Problem statement - Work through the data below and copy out every line where "Days" is found.

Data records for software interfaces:

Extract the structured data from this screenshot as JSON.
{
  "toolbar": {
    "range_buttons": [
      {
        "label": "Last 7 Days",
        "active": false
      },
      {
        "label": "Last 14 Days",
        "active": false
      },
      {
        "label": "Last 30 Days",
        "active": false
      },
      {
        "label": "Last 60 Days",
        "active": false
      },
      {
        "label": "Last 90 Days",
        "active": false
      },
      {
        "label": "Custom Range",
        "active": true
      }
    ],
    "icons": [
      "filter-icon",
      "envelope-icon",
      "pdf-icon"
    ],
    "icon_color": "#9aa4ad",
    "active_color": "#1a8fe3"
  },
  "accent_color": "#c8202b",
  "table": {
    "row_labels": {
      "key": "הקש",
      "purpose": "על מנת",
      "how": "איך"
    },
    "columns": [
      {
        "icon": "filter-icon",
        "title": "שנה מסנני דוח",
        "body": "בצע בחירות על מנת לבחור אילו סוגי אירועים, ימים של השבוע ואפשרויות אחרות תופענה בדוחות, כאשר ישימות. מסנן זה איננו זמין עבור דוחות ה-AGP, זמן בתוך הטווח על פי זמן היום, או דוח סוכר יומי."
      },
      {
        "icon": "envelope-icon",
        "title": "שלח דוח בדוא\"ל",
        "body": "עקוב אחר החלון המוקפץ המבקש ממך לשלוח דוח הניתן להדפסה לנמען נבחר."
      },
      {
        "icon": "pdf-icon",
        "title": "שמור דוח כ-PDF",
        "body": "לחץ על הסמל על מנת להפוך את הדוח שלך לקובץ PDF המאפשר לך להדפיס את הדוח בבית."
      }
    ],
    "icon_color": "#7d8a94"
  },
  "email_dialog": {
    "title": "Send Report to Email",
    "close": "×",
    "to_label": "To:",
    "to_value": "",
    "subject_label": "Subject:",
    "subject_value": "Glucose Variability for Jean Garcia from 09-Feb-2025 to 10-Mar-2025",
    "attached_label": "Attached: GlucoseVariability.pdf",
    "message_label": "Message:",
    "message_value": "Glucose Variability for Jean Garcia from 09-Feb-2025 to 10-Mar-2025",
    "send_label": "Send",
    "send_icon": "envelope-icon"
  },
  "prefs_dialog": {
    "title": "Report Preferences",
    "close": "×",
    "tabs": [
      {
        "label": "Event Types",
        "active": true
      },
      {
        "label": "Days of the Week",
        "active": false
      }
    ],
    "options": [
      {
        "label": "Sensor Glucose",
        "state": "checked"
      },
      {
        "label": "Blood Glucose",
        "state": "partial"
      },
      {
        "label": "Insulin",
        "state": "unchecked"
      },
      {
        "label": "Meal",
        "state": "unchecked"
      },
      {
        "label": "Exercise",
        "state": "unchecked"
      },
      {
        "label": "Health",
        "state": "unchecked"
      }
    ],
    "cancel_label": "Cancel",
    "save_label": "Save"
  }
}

Response area -
        "label": "Last 7 Days",
        "label": "Last 14 Days",
        "label": "Last 30 Days",
        "label": "Last 60 Days",
        "label": "Last 90 Days",
        "label": "Days of the Week",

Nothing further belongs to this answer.